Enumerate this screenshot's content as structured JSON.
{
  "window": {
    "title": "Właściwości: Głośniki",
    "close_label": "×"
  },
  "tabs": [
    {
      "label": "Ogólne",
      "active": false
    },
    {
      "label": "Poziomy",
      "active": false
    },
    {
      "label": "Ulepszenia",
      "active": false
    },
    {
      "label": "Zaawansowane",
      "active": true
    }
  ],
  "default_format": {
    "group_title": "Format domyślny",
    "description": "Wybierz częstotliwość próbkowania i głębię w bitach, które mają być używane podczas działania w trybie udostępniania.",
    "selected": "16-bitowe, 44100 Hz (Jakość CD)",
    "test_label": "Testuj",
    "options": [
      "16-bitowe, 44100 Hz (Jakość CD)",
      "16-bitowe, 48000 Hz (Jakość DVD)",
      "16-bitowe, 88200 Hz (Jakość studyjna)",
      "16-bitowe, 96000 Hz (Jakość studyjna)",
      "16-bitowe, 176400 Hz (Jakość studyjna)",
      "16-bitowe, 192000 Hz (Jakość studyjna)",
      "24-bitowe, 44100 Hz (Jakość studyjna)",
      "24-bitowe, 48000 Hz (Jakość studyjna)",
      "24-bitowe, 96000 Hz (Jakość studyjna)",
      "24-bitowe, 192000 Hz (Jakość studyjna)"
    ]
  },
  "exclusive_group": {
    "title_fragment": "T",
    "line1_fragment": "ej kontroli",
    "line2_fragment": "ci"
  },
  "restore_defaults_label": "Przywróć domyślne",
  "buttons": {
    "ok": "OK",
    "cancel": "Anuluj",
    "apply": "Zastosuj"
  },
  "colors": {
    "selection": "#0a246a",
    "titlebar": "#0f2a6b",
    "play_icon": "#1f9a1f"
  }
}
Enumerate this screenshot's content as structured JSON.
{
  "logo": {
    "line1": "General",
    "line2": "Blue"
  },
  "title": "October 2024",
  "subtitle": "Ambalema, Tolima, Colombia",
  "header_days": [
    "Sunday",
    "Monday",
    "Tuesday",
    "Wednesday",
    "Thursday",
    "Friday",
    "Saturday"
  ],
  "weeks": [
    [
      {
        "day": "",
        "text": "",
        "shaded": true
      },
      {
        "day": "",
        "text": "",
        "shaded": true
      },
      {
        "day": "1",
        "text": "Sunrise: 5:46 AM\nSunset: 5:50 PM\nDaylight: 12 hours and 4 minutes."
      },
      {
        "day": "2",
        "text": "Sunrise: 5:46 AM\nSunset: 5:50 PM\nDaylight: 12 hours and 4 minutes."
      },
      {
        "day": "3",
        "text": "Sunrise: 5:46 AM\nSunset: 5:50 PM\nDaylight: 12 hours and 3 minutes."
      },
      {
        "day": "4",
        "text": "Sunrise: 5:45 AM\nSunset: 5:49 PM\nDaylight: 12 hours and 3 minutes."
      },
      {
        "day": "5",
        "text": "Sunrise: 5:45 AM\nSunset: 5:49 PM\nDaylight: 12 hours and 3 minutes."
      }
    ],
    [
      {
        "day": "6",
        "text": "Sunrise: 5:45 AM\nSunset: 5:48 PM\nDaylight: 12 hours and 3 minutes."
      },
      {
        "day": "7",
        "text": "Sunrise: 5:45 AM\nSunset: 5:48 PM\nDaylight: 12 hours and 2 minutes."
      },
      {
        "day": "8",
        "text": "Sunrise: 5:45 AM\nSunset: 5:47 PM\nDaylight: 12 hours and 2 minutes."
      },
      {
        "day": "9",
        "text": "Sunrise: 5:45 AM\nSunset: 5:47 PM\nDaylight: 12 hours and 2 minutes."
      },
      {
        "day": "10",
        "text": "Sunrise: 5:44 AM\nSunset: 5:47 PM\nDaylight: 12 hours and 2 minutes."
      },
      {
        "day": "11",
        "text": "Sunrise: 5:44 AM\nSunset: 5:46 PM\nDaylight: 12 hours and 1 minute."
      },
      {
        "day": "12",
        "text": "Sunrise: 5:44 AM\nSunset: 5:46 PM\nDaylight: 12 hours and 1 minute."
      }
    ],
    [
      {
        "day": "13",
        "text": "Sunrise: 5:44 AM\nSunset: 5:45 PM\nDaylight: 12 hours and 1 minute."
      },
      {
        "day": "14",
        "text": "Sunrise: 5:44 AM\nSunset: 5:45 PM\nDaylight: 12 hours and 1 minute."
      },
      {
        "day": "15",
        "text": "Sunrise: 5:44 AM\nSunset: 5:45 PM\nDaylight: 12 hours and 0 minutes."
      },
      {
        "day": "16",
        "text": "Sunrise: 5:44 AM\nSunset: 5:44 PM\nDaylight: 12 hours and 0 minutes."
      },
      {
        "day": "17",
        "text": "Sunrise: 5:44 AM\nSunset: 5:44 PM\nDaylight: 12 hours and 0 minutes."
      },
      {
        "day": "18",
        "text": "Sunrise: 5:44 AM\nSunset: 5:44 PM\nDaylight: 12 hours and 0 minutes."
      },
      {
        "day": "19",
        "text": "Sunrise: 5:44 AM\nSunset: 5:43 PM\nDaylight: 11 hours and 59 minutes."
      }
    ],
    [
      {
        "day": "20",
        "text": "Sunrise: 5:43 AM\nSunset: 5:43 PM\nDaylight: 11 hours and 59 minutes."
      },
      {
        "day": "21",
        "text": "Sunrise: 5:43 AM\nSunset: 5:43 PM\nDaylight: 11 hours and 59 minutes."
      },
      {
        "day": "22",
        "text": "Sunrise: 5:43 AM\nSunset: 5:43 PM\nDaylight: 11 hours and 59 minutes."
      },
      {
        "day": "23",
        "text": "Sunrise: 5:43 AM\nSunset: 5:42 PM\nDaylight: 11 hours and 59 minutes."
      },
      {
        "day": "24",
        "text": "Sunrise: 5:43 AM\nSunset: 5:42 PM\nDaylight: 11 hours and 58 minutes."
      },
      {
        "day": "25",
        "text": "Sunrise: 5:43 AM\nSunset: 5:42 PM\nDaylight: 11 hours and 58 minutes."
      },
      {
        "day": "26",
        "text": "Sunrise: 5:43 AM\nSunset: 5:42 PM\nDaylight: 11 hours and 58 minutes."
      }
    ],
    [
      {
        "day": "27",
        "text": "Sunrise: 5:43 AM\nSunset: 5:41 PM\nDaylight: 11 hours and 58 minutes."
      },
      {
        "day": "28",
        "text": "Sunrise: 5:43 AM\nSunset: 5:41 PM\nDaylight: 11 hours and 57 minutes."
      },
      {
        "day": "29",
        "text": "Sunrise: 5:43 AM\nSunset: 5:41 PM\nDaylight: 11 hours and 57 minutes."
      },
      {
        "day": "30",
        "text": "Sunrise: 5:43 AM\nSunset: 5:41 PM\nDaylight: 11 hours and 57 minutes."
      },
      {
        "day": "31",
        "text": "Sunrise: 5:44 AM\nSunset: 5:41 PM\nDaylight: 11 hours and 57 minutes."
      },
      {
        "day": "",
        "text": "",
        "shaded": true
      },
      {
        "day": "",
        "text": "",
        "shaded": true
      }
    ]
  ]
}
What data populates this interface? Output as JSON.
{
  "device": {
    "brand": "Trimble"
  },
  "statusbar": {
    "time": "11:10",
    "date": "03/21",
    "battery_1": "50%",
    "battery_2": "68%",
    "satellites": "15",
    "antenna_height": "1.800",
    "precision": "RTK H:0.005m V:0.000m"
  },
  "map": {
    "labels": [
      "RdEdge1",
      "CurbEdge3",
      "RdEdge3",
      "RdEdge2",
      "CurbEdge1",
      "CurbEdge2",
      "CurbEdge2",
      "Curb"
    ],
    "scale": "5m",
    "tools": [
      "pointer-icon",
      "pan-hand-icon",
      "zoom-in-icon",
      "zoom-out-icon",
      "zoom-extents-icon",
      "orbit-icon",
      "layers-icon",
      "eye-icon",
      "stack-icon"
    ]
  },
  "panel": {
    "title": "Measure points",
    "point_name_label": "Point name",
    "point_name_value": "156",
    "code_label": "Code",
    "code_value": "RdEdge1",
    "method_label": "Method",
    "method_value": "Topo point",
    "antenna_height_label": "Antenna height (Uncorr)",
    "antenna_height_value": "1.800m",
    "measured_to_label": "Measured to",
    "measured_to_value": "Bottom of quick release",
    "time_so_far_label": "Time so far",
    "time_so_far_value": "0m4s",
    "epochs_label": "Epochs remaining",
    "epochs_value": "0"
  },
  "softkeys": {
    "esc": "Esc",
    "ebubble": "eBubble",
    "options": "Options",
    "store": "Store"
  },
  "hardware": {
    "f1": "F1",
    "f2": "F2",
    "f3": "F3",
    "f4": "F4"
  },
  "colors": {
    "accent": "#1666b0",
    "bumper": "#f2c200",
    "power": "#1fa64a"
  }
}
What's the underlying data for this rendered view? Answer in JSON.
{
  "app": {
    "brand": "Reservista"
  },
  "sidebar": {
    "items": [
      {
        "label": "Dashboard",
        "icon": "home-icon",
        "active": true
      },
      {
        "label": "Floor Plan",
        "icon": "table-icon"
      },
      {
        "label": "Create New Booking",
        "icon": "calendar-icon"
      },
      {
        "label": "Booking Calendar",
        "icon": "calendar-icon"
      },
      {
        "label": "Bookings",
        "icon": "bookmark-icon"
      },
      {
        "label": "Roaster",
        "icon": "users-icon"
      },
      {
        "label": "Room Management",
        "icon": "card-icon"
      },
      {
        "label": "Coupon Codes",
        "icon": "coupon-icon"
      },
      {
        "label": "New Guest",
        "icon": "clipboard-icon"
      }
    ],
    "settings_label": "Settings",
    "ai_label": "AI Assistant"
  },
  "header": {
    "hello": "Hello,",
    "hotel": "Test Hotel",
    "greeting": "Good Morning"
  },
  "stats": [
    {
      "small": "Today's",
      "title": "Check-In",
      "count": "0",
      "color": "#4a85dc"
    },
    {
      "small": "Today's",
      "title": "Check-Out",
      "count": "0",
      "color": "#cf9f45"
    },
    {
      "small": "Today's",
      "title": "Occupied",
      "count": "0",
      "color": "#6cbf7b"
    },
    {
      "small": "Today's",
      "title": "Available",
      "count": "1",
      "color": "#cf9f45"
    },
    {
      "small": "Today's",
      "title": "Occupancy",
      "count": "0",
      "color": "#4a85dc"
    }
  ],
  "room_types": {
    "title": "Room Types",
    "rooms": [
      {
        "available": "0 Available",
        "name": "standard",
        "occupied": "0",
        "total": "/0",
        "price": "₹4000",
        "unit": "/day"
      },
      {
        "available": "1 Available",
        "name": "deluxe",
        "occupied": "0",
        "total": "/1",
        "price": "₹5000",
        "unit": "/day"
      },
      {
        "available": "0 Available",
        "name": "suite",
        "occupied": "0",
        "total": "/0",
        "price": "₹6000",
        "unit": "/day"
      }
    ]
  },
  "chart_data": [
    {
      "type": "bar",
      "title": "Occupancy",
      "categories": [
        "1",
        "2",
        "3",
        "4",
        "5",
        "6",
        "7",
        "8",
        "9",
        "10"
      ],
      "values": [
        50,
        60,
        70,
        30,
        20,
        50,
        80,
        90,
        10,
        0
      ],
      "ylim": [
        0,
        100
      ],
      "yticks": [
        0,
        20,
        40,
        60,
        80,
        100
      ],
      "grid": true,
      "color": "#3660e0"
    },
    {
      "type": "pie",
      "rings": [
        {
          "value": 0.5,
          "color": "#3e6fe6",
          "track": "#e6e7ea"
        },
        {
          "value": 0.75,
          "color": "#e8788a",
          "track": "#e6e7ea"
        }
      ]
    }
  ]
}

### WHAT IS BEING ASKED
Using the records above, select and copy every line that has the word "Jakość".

### TASK RESULT
    "selected": "16-bitowe, 44100 Hz (Jakość CD)",
      "16-bitowe, 44100 Hz (Jakość CD)",
      "16-bitowe, 48000 Hz (Jakość DVD)",
      "16-bitowe, 88200 Hz (Jakość studyjna)",
      "16-bitowe, 96000 Hz (Jakość studyjna)",
      "16-bitowe, 176400 Hz (Jakość studyjna)",
      "16-bitowe, 192000 Hz (Jakość studyjna)",
      "24-bitowe, 44100 Hz (Jakość studyjna)",
      "24-bitowe, 48000 Hz (Jakość studyjna)",
      "24-bitowe, 96000 Hz (Jakość studyjna)",
      "24-bitowe, 192000 Hz (Jakość studyjna)"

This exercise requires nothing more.